* [DATA LISTING]
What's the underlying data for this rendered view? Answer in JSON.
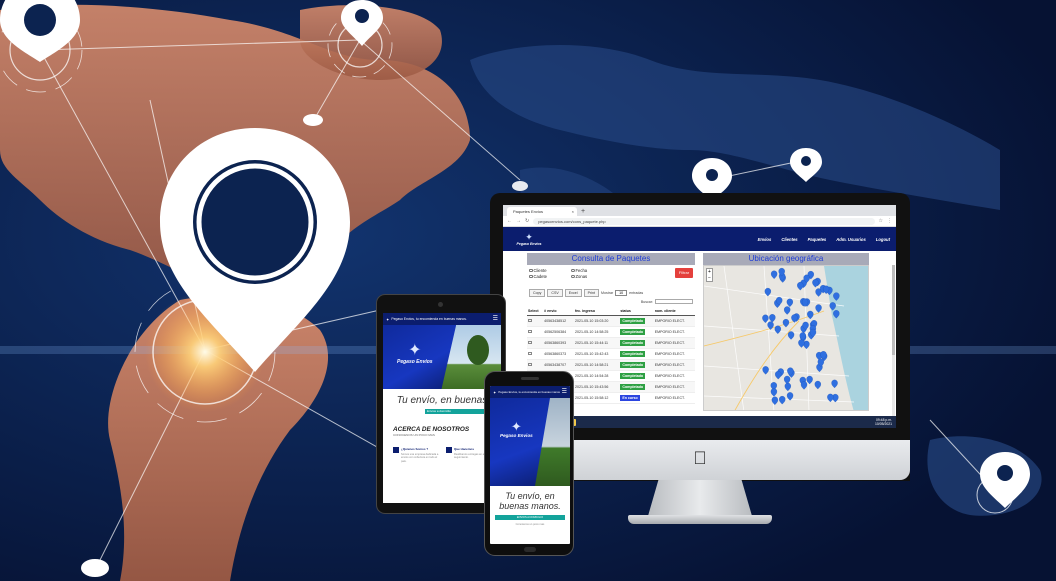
{
  "desktop": {
    "browser": {
      "tab_title": "Paquetes Envios",
      "tab_close": "×",
      "new_tab": "+",
      "url": "pegasoenvios.com/cons_paquete.php"
    },
    "site": {
      "logo_icon": "pegasus-wing-icon",
      "logo_text": "Pegaso Envios",
      "nav": [
        "Envios",
        "Clientes",
        "Paquetes",
        "Adm. Usuarios",
        "Logout"
      ]
    },
    "consulta": {
      "title": "Consulta de Paquetes",
      "filters": {
        "cliente": "Cliente",
        "cadete": "Cadete",
        "fecha": "Fecha",
        "zonas": "Zonas",
        "filtrar": "Filtrar"
      },
      "toolbar": {
        "buttons": [
          "Copy",
          "CSV",
          "Excel",
          "Print"
        ],
        "mostrar": "Mostrar",
        "page_size": "10",
        "entradas": "entradas",
        "buscar": "Buscar:"
      },
      "columns": [
        "Select",
        "# envio",
        "fec. ingreso",
        "status",
        "nom. cliente"
      ],
      "rows": [
        {
          "id": "40563438512",
          "fecha": "2021-05-10 15:03:20",
          "status": "Completado",
          "cliente": "EMPORIO ELECT."
        },
        {
          "id": "40562506384",
          "fecha": "2021-05-10 14:58:25",
          "status": "Completado",
          "cliente": "EMPORIO ELECT."
        },
        {
          "id": "40563860393",
          "fecha": "2021-05-10 15:44:11",
          "status": "Completado",
          "cliente": "EMPORIO ELECT."
        },
        {
          "id": "40563860373",
          "fecha": "2021-05-10 15:42:43",
          "status": "Completado",
          "cliente": "EMPORIO ELECT."
        },
        {
          "id": "40563438707",
          "fecha": "2021-05-10 14:58:21",
          "status": "Completado",
          "cliente": "EMPORIO ELECT."
        },
        {
          "id": "40563438546",
          "fecha": "2021-05-10 14:54:28",
          "status": "Completado",
          "cliente": "EMPORIO ELECT."
        },
        {
          "id": "40563438549",
          "fecha": "2021-05-10 15:43:56",
          "status": "Completado",
          "cliente": "EMPORIO ELECT."
        },
        {
          "id": "40563438542",
          "fecha": "2021-05-10 15:58:12",
          "status": "En curso",
          "cliente": "EMPORIO ELECT."
        }
      ]
    },
    "ubicacion": {
      "title": "Ubicación geográfica",
      "zoom_in": "+",
      "zoom_out": "−"
    },
    "taskbar": {
      "app_label": "Paquetes Envios",
      "time": "09:48 p.m.",
      "date": "10/05/2021"
    }
  },
  "tablet": {
    "nav_label": "Pegaso Envios, tu encomienda en buenas manos.",
    "logo_text": "Pegaso Envios",
    "tagline": "Tu envío, en buenas",
    "cta": "Envios a domicilio",
    "about_title": "ACERCA DE NOSOTROS",
    "about_sub": "CONOCENOS UN POCO MAS",
    "features": [
      {
        "title": "¿Quienes Somos ?",
        "text": "Somos una empresa dedicada a envios con cobertura en todo el pais."
      },
      {
        "title": "Que Hacemos",
        "text": "Realizamos entregas en el dia con seguimiento."
      }
    ]
  },
  "phone": {
    "nav_label": "Pegaso Envios, tu encomienda en buenas manos.",
    "logo_text": "Pegaso Envios",
    "tagline": "Tu envío, en buenas manos.",
    "cta": "ENVIOS A DOMICILIO",
    "footer": "Conocenos un poco mas"
  },
  "colors": {
    "navy": "#0b1d6e",
    "status_done": "#2ea043",
    "status_progress": "#2b45e0",
    "filter_button": "#e4403c",
    "teal": "#13a39b"
  }
}
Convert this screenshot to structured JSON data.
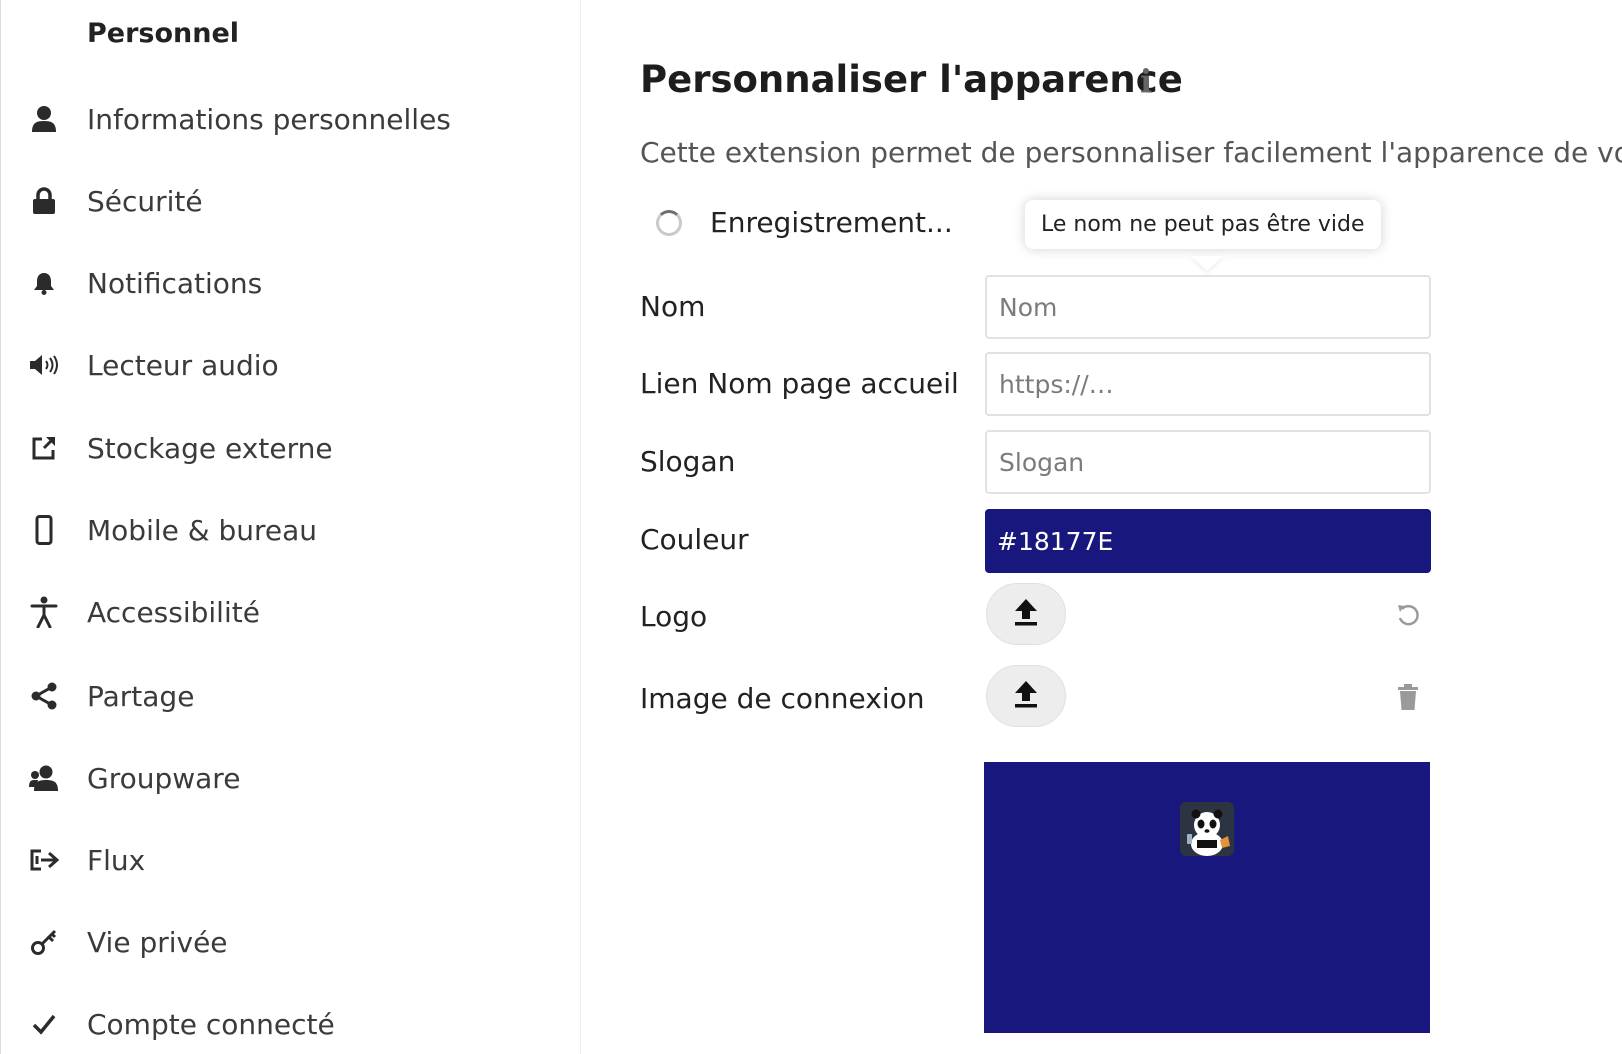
{
  "sidebar": {
    "heading": "Personnel",
    "items": [
      {
        "label": "Informations personnelles",
        "icon": "user-icon"
      },
      {
        "label": "Sécurité",
        "icon": "lock-icon"
      },
      {
        "label": "Notifications",
        "icon": "bell-icon"
      },
      {
        "label": "Lecteur audio",
        "icon": "speaker-icon"
      },
      {
        "label": "Stockage externe",
        "icon": "external-link-icon"
      },
      {
        "label": "Mobile & bureau",
        "icon": "phone-icon"
      },
      {
        "label": "Accessibilité",
        "icon": "accessibility-icon"
      },
      {
        "label": "Partage",
        "icon": "share-icon"
      },
      {
        "label": "Groupware",
        "icon": "contacts-icon"
      },
      {
        "label": "Flux",
        "icon": "activity-icon"
      },
      {
        "label": "Vie privée",
        "icon": "key-icon"
      },
      {
        "label": "Compte connecté",
        "icon": "check-icon"
      }
    ]
  },
  "main": {
    "title": "Personnaliser l'apparence",
    "description": "Cette extension permet de personnaliser facilement l'apparence de votre i",
    "saving_text": "Enregistrement...",
    "tooltip": "Le nom ne peut pas être vide",
    "fields": {
      "name_label": "Nom",
      "name_placeholder": "Nom",
      "url_label": "Lien Nom page accueil",
      "url_placeholder": "https://…",
      "slogan_label": "Slogan",
      "slogan_placeholder": "Slogan",
      "color_label": "Couleur",
      "color_value": "#18177E",
      "logo_label": "Logo",
      "login_image_label": "Image de connexion"
    },
    "colors": {
      "theme": "#18177E"
    }
  }
}
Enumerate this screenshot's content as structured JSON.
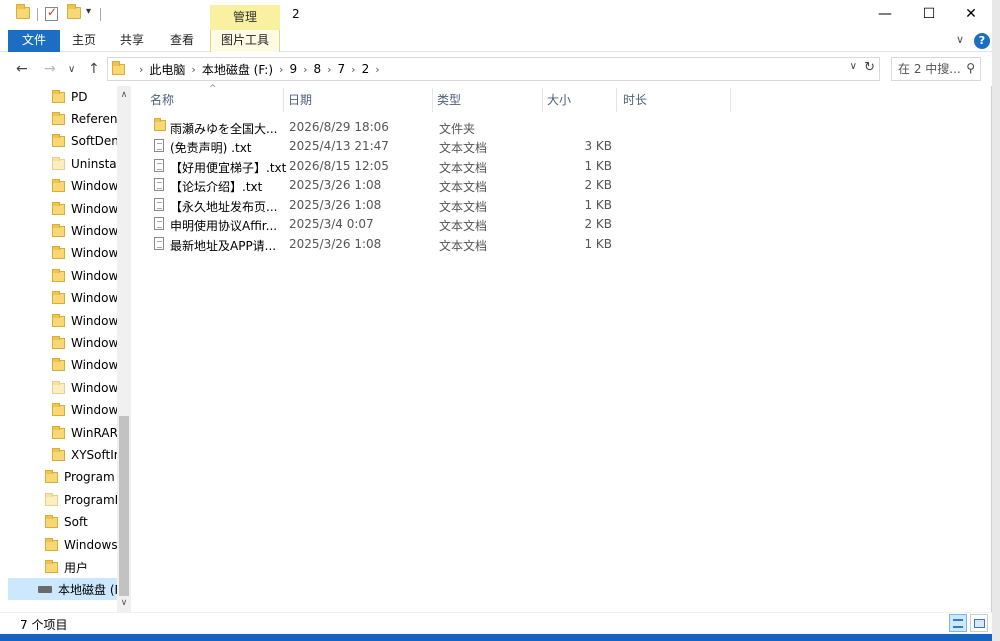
{
  "window": {
    "title": "2",
    "context_tab_group": "管理",
    "min_glyph": "—",
    "max_glyph": "☐",
    "close_glyph": "✕"
  },
  "ribbon": {
    "tabs": [
      {
        "label": "文件",
        "active": true
      },
      {
        "label": "主页"
      },
      {
        "label": "共享"
      },
      {
        "label": "查看"
      },
      {
        "label": "图片工具",
        "contextual": true
      }
    ],
    "collapse_glyph": "∨",
    "help_glyph": "?"
  },
  "navigation": {
    "back": "←",
    "forward": "→",
    "recent": "∨",
    "up": "↑"
  },
  "address": {
    "sep": "›",
    "crumbs": [
      "此电脑",
      "本地磁盘 (F:)",
      "9",
      "8",
      "7",
      "2"
    ],
    "dropdown": "∨",
    "refresh": "↻"
  },
  "search": {
    "placeholder": "在 2 中搜...",
    "icon": "search-icon"
  },
  "sidebar": {
    "items": [
      {
        "label": "PD"
      },
      {
        "label": "Reference"
      },
      {
        "label": "SoftDen"
      },
      {
        "label": "Uninstal"
      },
      {
        "label": "Window"
      },
      {
        "label": "Window"
      },
      {
        "label": "Window"
      },
      {
        "label": "Window"
      },
      {
        "label": "Window"
      },
      {
        "label": "Window"
      },
      {
        "label": "Window"
      },
      {
        "label": "Window"
      },
      {
        "label": "Window"
      },
      {
        "label": "Window"
      },
      {
        "label": "Window"
      },
      {
        "label": "WinRAR"
      },
      {
        "label": "XYSoftIr"
      },
      {
        "label": "Program"
      },
      {
        "label": "ProgramD"
      },
      {
        "label": "Soft"
      },
      {
        "label": "Windows"
      },
      {
        "label": "用户"
      },
      {
        "label": "本地磁盘 (F"
      }
    ],
    "scroll_up": "∧",
    "scroll_down": "∨"
  },
  "columns": {
    "name": "名称",
    "date": "日期",
    "type": "类型",
    "size": "大小",
    "duration": "时长",
    "sort_glyph": "^"
  },
  "files": [
    {
      "name": "雨瀬みゆを全国大...",
      "date": "2026/8/29 18:06",
      "type": "文件夹",
      "size": "",
      "kind": "folder"
    },
    {
      "name": "(免责声明) .txt",
      "date": "2025/4/13 21:47",
      "type": "文本文档",
      "size": "3 KB",
      "kind": "txt"
    },
    {
      "name": "【好用便宜梯子】.txt",
      "date": "2026/8/15 12:05",
      "type": "文本文档",
      "size": "1 KB",
      "kind": "txt"
    },
    {
      "name": "【论坛介绍】.txt",
      "date": "2025/3/26 1:08",
      "type": "文本文档",
      "size": "2 KB",
      "kind": "txt"
    },
    {
      "name": "【永久地址发布页...",
      "date": "2025/3/26 1:08",
      "type": "文本文档",
      "size": "1 KB",
      "kind": "txt"
    },
    {
      "name": "申明使用协议Affir...",
      "date": "2025/3/4 0:07",
      "type": "文本文档",
      "size": "2 KB",
      "kind": "txt"
    },
    {
      "name": "最新地址及APP请...",
      "date": "2025/3/26 1:08",
      "type": "文本文档",
      "size": "1 KB",
      "kind": "txt"
    }
  ],
  "status": {
    "item_count": "7 个项目"
  }
}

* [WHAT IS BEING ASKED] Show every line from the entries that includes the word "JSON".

* [RESULT OF THE TASK]
What's the underlying data for this rendered view? Answer in JSON.
Convert this screenshot to structured JSON data.
Enumerate this screenshot's content as structured JSON.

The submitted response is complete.